[Data records for software interfaces]

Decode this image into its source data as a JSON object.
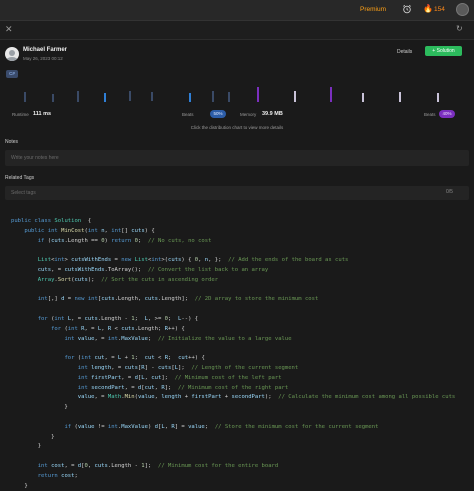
{
  "header": {
    "premium_label": "Premium",
    "alarm_icon": "alarm-clock-icon",
    "fire_icon": "fire-icon",
    "streak_count": "154",
    "avatar_icon": "user-avatar-icon"
  },
  "subheader": {
    "close_icon": "close-icon",
    "close_glyph": "✕",
    "refresh_icon": "refresh-icon",
    "refresh_glyph": "↻"
  },
  "submission": {
    "author": "Michael Farmer",
    "date": "May 26, 2023 00:12",
    "details_label": "Details",
    "solution_label": "+ Solution",
    "language": "C#"
  },
  "stats": {
    "runtime_label": "Runtime",
    "runtime_value": "111 ms",
    "runtime_beats_label": "Beats",
    "runtime_beats": "50%",
    "memory_label": "Memory",
    "memory_value": "39.9 MB",
    "memory_beats_label": "Beats",
    "memory_beats": "40%",
    "hint": "Click the distribution chart to view more details"
  },
  "distribution_chart": {
    "colors": {
      "runtime": "#2f7fd6",
      "runtime_dim": "#3a4a66",
      "memory": "#7b2fbf",
      "memory_dim": "#c9c3d9"
    }
  },
  "notes": {
    "label": "Notes",
    "placeholder": "Write your notes here"
  },
  "tags": {
    "label": "Related Tags",
    "placeholder": "Select tags",
    "count": "0/5"
  },
  "code_lines": [
    [
      [
        "kw",
        "public class "
      ],
      [
        "ty",
        "Solution"
      ],
      [
        "",
        "  {"
      ]
    ],
    [
      [
        "",
        "    "
      ],
      [
        "kw",
        "public int "
      ],
      [
        "fn",
        "MinCost"
      ],
      [
        "",
        "("
      ],
      [
        "kw",
        "int "
      ],
      [
        "vr",
        "n"
      ],
      [
        "",
        ", "
      ],
      [
        "kw",
        "int"
      ],
      [
        "",
        "[] "
      ],
      [
        "vr",
        "cuts"
      ],
      [
        "",
        ") {"
      ]
    ],
    [
      [
        "",
        "        "
      ],
      [
        "kw",
        "if "
      ],
      [
        "",
        "("
      ],
      [
        "vr",
        "cuts"
      ],
      [
        "",
        ".Length == "
      ],
      [
        "nm",
        "0"
      ],
      [
        "",
        ") "
      ],
      [
        "kw",
        "return "
      ],
      [
        "nm",
        "0"
      ],
      [
        "",
        ";  "
      ],
      [
        "cm",
        "// No cuts, no cost"
      ]
    ],
    [
      [
        "",
        ""
      ]
    ],
    [
      [
        "",
        "        "
      ],
      [
        "ty",
        "List"
      ],
      [
        "",
        "<"
      ],
      [
        "kw",
        "int"
      ],
      [
        "",
        "> "
      ],
      [
        "vr",
        "cutsWithEnds"
      ],
      [
        "",
        " = "
      ],
      [
        "kw",
        "new "
      ],
      [
        "ty",
        "List"
      ],
      [
        "",
        "<"
      ],
      [
        "kw",
        "int"
      ],
      [
        "",
        ">("
      ],
      [
        "vr",
        "cuts"
      ],
      [
        "",
        ") { "
      ],
      [
        "nm",
        "0"
      ],
      [
        "",
        ", "
      ],
      [
        "vr",
        "n"
      ],
      [
        "",
        ", };  "
      ],
      [
        "cm",
        "// Add the ends of the board as cuts"
      ]
    ],
    [
      [
        "",
        "        "
      ],
      [
        "vr",
        "cuts"
      ],
      [
        "",
        ", = "
      ],
      [
        "vr",
        "cutsWithEnds"
      ],
      [
        "",
        ".ToArray();  "
      ],
      [
        "cm",
        "// Convert the list back to an array"
      ]
    ],
    [
      [
        "",
        "        "
      ],
      [
        "ty",
        "Array"
      ],
      [
        "",
        "."
      ],
      [
        "fn",
        "Sort"
      ],
      [
        "",
        "("
      ],
      [
        "vr",
        "cuts"
      ],
      [
        "",
        ");  "
      ],
      [
        "cm",
        "// Sort the cuts in ascending order"
      ]
    ],
    [
      [
        "",
        ""
      ]
    ],
    [
      [
        "",
        "        "
      ],
      [
        "kw",
        "int"
      ],
      [
        "",
        "[,] "
      ],
      [
        "vr",
        "d"
      ],
      [
        "",
        " = "
      ],
      [
        "kw",
        "new int"
      ],
      [
        "",
        "["
      ],
      [
        "vr",
        "cuts"
      ],
      [
        "",
        ".Length, "
      ],
      [
        "vr",
        "cuts"
      ],
      [
        "",
        ".Length];  "
      ],
      [
        "cm",
        "// 2D array to store the minimum cost"
      ]
    ],
    [
      [
        "",
        ""
      ]
    ],
    [
      [
        "",
        "        "
      ],
      [
        "kw",
        "for "
      ],
      [
        "",
        "("
      ],
      [
        "kw",
        "int "
      ],
      [
        "vr",
        "L"
      ],
      [
        "",
        ", = "
      ],
      [
        "vr",
        "cuts"
      ],
      [
        "",
        ".Length - "
      ],
      [
        "nm",
        "1"
      ],
      [
        "",
        ";  "
      ],
      [
        "vr",
        "L"
      ],
      [
        "",
        ", >= "
      ],
      [
        "nm",
        "0"
      ],
      [
        "",
        ";  "
      ],
      [
        "vr",
        "L"
      ],
      [
        "",
        "--) {"
      ]
    ],
    [
      [
        "",
        "            "
      ],
      [
        "kw",
        "for "
      ],
      [
        "",
        "("
      ],
      [
        "kw",
        "int "
      ],
      [
        "vr",
        "R"
      ],
      [
        "",
        ", = "
      ],
      [
        "vr",
        "L"
      ],
      [
        "",
        ", "
      ],
      [
        "vr",
        "R"
      ],
      [
        "",
        " < "
      ],
      [
        "vr",
        "cuts"
      ],
      [
        "",
        ".Length; "
      ],
      [
        "vr",
        "R"
      ],
      [
        "",
        "++) {"
      ]
    ],
    [
      [
        "",
        "                "
      ],
      [
        "kw",
        "int "
      ],
      [
        "vr",
        "value"
      ],
      [
        "",
        ", = "
      ],
      [
        "kw",
        "int"
      ],
      [
        "",
        "."
      ],
      [
        "vr",
        "MaxValue"
      ],
      [
        "",
        ";  "
      ],
      [
        "cm",
        "// Initialize the value to a large value"
      ]
    ],
    [
      [
        "",
        ""
      ]
    ],
    [
      [
        "",
        "                "
      ],
      [
        "kw",
        "for "
      ],
      [
        "",
        "("
      ],
      [
        "kw",
        "int "
      ],
      [
        "vr",
        "cut"
      ],
      [
        "",
        ", = "
      ],
      [
        "vr",
        "L"
      ],
      [
        "",
        " + "
      ],
      [
        "nm",
        "1"
      ],
      [
        "",
        ";  "
      ],
      [
        "vr",
        "cut"
      ],
      [
        "",
        " < "
      ],
      [
        "vr",
        "R"
      ],
      [
        "",
        ";  "
      ],
      [
        "vr",
        "cut"
      ],
      [
        "",
        "++) {"
      ]
    ],
    [
      [
        "",
        "                    "
      ],
      [
        "kw",
        "int "
      ],
      [
        "vr",
        "length"
      ],
      [
        "",
        ", = "
      ],
      [
        "vr",
        "cuts"
      ],
      [
        "",
        "["
      ],
      [
        "vr",
        "R"
      ],
      [
        "",
        "] - "
      ],
      [
        "vr",
        "cuts"
      ],
      [
        "",
        "["
      ],
      [
        "vr",
        "L"
      ],
      [
        "",
        "];  "
      ],
      [
        "cm",
        "// Length of the current segment"
      ]
    ],
    [
      [
        "",
        "                    "
      ],
      [
        "kw",
        "int "
      ],
      [
        "vr",
        "firstPart"
      ],
      [
        "",
        ", = "
      ],
      [
        "vr",
        "d"
      ],
      [
        "",
        "["
      ],
      [
        "vr",
        "L"
      ],
      [
        "",
        ", "
      ],
      [
        "vr",
        "cut"
      ],
      [
        "",
        "];  "
      ],
      [
        "cm",
        "// Minimum cost of the left part"
      ]
    ],
    [
      [
        "",
        "                    "
      ],
      [
        "kw",
        "int "
      ],
      [
        "vr",
        "secondPart"
      ],
      [
        "",
        ", = "
      ],
      [
        "vr",
        "d"
      ],
      [
        "",
        "["
      ],
      [
        "vr",
        "cut"
      ],
      [
        "",
        ", "
      ],
      [
        "vr",
        "R"
      ],
      [
        "",
        "];  "
      ],
      [
        "cm",
        "// Minimum cost of the right part"
      ]
    ],
    [
      [
        "",
        "                    "
      ],
      [
        "vr",
        "value"
      ],
      [
        "",
        ", = "
      ],
      [
        "ty",
        "Math"
      ],
      [
        "",
        "."
      ],
      [
        "fn",
        "Min"
      ],
      [
        "",
        "("
      ],
      [
        "vr",
        "value"
      ],
      [
        "",
        ", "
      ],
      [
        "vr",
        "length"
      ],
      [
        "",
        " + "
      ],
      [
        "vr",
        "firstPart"
      ],
      [
        "",
        " + "
      ],
      [
        "vr",
        "secondPart"
      ],
      [
        "",
        ");  "
      ],
      [
        "cm",
        "// Calculate the minimum cost among all possible cuts"
      ]
    ],
    [
      [
        "",
        "                }"
      ]
    ],
    [
      [
        "",
        ""
      ]
    ],
    [
      [
        "",
        "                "
      ],
      [
        "kw",
        "if "
      ],
      [
        "",
        "("
      ],
      [
        "vr",
        "value"
      ],
      [
        "",
        " != "
      ],
      [
        "kw",
        "int"
      ],
      [
        "",
        "."
      ],
      [
        "vr",
        "MaxValue"
      ],
      [
        "",
        ") "
      ],
      [
        "vr",
        "d"
      ],
      [
        "",
        "["
      ],
      [
        "vr",
        "L"
      ],
      [
        "",
        ", "
      ],
      [
        "vr",
        "R"
      ],
      [
        "",
        "] = "
      ],
      [
        "vr",
        "value"
      ],
      [
        "",
        ";  "
      ],
      [
        "cm",
        "// Store the minimum cost for the current segment"
      ]
    ],
    [
      [
        "",
        "            }"
      ]
    ],
    [
      [
        "",
        "        }"
      ]
    ],
    [
      [
        "",
        ""
      ]
    ],
    [
      [
        "",
        "        "
      ],
      [
        "kw",
        "int "
      ],
      [
        "vr",
        "cost"
      ],
      [
        "",
        ", = "
      ],
      [
        "vr",
        "d"
      ],
      [
        "",
        "["
      ],
      [
        "nm",
        "0"
      ],
      [
        "",
        ", "
      ],
      [
        "vr",
        "cuts"
      ],
      [
        "",
        ".Length - "
      ],
      [
        "nm",
        "1"
      ],
      [
        "",
        "];  "
      ],
      [
        "cm",
        "// Minimum cost for the entire board"
      ]
    ],
    [
      [
        "",
        "        "
      ],
      [
        "kw",
        "return "
      ],
      [
        "vr",
        "cost"
      ],
      [
        "",
        ";"
      ]
    ],
    [
      [
        "",
        "    }"
      ]
    ]
  ]
}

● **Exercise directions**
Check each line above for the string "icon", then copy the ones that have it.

● **Your solution**
    "alarm_icon": "alarm-clock-icon",
    "fire_icon": "fire-icon",
    "avatar_icon": "user-avatar-icon"
    "close_icon": "close-icon",
    "refresh_icon": "refresh-icon",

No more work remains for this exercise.